## TASK ITEM
Every line below that has the string "自动到最近门店" needs to be copied.

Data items
++++++++

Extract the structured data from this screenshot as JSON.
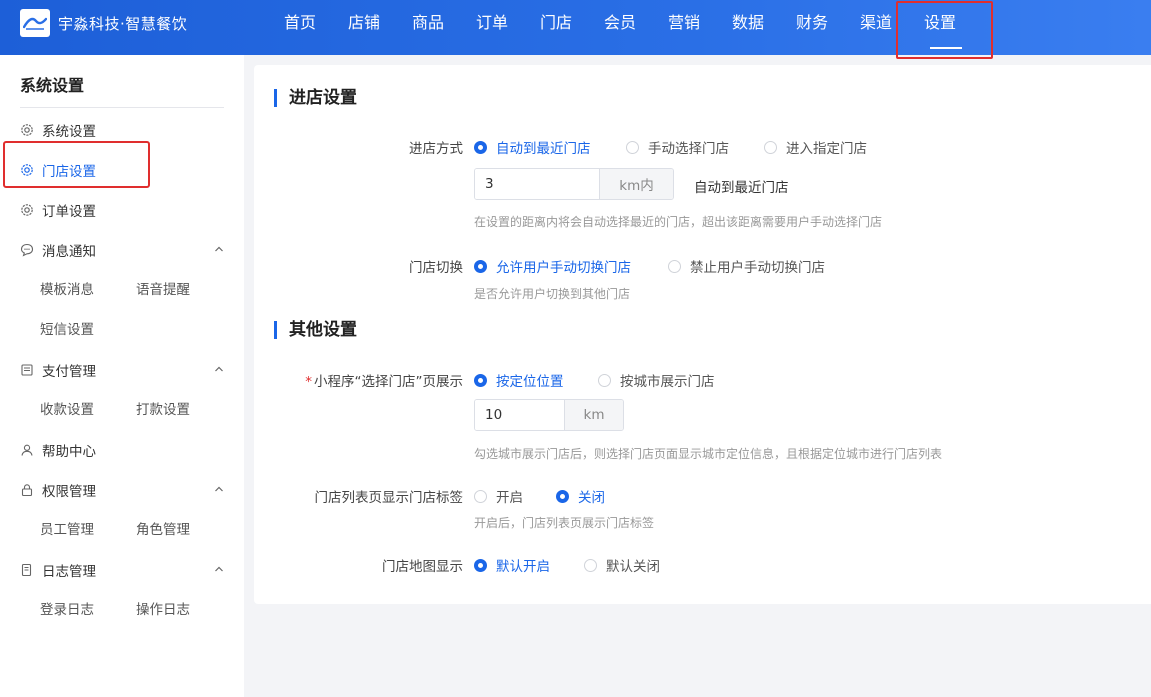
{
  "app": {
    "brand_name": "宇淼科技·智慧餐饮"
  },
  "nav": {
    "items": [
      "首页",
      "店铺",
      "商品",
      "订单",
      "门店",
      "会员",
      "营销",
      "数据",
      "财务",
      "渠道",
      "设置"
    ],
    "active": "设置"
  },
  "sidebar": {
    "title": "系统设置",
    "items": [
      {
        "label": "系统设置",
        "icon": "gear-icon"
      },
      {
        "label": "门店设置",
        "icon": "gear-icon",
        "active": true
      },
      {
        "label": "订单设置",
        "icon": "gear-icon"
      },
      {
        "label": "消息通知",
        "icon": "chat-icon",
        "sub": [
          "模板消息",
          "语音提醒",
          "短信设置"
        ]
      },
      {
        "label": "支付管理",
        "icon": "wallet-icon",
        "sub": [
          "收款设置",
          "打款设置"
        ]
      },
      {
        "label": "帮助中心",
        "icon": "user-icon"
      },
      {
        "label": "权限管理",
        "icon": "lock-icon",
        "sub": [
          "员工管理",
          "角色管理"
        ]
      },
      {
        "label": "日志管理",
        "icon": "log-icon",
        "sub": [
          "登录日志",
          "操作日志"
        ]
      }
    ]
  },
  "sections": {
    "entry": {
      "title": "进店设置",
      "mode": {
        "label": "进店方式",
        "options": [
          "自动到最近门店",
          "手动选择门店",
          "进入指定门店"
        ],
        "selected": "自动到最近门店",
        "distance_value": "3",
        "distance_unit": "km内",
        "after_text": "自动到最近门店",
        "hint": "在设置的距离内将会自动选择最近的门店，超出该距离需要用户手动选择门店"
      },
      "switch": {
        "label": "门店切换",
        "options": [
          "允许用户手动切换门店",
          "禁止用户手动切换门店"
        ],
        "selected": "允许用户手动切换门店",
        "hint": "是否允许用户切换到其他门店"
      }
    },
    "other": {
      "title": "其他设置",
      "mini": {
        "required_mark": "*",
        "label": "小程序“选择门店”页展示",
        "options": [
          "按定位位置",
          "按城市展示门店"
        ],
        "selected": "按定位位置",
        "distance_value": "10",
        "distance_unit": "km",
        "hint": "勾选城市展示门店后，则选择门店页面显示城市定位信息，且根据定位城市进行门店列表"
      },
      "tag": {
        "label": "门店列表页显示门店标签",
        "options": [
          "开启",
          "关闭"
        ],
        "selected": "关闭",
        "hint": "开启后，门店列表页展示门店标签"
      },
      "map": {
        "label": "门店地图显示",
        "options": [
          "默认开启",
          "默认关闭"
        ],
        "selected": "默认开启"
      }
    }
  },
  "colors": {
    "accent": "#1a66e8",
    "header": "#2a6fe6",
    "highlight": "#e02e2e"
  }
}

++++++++

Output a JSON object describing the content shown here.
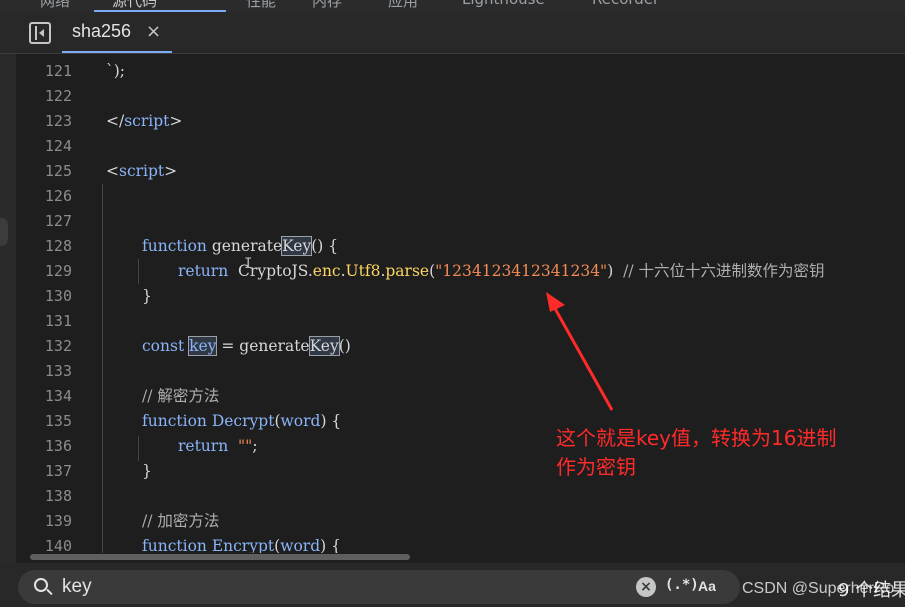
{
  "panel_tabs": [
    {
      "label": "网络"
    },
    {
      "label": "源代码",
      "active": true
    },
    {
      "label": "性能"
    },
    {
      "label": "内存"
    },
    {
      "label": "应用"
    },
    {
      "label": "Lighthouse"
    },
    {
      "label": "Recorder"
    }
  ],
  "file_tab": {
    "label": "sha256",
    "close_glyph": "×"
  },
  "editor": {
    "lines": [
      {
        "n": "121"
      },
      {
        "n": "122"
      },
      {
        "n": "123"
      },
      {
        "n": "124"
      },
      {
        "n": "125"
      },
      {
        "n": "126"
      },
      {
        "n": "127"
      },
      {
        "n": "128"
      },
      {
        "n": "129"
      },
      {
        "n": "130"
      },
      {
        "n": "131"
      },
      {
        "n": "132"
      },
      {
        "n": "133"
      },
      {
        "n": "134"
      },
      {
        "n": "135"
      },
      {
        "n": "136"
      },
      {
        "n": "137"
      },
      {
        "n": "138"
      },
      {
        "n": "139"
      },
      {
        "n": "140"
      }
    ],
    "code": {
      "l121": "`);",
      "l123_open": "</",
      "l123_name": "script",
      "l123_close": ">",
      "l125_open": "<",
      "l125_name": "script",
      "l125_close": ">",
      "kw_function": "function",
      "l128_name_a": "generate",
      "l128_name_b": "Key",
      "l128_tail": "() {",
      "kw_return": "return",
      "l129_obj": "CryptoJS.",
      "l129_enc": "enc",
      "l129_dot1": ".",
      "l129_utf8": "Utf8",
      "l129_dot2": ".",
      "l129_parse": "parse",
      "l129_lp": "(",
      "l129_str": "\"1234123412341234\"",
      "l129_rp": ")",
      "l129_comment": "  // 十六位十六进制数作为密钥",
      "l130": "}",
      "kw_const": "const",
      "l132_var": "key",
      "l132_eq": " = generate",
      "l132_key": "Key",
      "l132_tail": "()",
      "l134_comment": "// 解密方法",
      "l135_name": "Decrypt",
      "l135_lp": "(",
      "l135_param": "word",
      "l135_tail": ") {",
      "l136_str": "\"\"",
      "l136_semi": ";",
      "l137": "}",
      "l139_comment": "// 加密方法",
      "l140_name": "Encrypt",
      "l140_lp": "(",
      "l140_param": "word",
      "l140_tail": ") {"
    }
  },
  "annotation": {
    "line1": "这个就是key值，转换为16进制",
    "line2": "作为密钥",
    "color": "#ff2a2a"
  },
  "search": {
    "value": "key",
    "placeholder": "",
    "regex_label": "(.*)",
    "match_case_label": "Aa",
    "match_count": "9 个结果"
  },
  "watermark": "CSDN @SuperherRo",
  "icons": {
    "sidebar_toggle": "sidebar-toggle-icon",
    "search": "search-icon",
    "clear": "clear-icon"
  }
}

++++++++

## RESPONSE
          "自动到最近门店",
        "selected": "自动到最近门店",
        "after_text": "自动到最近门店",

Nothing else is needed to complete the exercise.